** Opening Exercise material block **

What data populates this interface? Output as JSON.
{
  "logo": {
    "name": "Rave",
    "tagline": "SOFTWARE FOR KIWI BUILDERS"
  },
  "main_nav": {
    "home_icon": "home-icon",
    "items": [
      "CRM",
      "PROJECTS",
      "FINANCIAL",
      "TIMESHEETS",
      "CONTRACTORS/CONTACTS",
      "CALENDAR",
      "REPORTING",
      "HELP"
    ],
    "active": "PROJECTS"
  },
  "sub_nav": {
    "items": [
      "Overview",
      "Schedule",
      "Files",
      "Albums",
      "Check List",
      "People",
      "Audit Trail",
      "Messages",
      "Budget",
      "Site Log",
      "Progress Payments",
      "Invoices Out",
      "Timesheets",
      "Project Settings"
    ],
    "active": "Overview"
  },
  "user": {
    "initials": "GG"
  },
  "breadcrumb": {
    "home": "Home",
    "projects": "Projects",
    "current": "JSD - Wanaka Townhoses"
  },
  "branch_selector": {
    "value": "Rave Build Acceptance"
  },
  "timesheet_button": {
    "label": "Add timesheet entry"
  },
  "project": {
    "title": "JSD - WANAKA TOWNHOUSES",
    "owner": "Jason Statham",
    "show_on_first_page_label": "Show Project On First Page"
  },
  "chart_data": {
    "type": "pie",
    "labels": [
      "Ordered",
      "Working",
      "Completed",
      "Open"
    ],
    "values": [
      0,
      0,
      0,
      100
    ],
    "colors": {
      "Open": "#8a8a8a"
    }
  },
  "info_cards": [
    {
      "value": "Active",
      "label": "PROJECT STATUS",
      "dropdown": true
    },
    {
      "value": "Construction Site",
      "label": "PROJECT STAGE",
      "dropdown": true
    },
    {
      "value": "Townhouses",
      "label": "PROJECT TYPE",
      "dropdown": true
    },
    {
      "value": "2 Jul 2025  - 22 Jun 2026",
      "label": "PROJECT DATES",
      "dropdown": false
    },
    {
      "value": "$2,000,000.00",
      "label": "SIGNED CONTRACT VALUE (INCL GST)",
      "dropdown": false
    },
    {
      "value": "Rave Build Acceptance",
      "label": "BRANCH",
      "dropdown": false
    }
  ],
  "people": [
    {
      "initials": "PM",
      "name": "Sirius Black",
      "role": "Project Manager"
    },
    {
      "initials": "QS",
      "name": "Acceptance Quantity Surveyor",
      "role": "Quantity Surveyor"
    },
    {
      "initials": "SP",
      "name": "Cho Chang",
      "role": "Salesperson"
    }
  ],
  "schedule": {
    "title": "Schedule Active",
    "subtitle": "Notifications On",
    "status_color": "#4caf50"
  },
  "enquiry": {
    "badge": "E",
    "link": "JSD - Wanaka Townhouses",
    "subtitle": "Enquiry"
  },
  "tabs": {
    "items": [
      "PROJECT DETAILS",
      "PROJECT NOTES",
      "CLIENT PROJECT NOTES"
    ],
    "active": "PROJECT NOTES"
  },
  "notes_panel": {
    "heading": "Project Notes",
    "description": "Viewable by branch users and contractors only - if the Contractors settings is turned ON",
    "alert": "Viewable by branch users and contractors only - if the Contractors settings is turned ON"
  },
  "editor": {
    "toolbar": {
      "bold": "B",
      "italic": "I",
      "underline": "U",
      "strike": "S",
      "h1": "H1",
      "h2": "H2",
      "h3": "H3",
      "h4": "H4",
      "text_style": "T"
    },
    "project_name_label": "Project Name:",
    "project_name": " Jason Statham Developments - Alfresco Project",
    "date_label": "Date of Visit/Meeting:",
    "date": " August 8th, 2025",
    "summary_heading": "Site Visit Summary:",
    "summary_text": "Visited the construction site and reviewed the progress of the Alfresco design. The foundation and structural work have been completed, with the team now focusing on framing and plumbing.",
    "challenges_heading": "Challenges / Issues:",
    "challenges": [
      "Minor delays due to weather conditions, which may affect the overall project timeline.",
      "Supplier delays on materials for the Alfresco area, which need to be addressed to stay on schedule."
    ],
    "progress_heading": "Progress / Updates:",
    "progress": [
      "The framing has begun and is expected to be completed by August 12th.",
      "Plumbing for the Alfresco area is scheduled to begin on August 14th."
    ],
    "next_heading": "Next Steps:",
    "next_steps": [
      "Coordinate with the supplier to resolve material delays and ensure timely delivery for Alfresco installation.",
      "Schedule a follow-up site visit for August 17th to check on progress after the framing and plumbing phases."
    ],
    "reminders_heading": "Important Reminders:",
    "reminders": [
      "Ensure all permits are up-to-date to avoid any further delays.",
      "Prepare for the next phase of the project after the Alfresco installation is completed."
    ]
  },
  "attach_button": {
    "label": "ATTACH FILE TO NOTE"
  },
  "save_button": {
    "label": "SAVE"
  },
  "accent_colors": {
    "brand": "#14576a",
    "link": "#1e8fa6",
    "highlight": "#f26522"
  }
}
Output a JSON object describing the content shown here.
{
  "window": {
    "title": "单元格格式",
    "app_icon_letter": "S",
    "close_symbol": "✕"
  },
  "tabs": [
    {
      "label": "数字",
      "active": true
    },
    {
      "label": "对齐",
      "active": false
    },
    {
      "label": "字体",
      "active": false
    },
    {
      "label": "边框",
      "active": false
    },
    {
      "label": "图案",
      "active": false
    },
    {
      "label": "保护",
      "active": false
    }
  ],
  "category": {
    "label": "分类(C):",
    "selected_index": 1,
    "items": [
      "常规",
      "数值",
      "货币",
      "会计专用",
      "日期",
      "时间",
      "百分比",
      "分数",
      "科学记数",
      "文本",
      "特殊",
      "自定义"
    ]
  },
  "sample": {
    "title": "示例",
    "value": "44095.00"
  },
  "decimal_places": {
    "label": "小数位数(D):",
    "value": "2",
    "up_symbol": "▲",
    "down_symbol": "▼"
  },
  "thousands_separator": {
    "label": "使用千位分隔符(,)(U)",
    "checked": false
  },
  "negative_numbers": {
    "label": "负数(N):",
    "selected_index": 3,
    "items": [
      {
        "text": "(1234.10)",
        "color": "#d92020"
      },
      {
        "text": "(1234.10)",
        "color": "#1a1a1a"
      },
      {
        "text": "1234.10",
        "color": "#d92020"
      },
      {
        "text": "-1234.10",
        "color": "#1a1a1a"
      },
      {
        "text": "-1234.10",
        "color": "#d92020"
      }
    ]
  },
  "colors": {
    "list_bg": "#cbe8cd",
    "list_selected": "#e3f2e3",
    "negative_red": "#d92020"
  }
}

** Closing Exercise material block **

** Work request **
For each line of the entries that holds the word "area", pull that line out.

** Solution to the problem **
      "Supplier delays on materials for the Alfresco area, which need to be addressed to stay on schedule."
      "Plumbing for the Alfresco area is scheduled to begin on August 14th."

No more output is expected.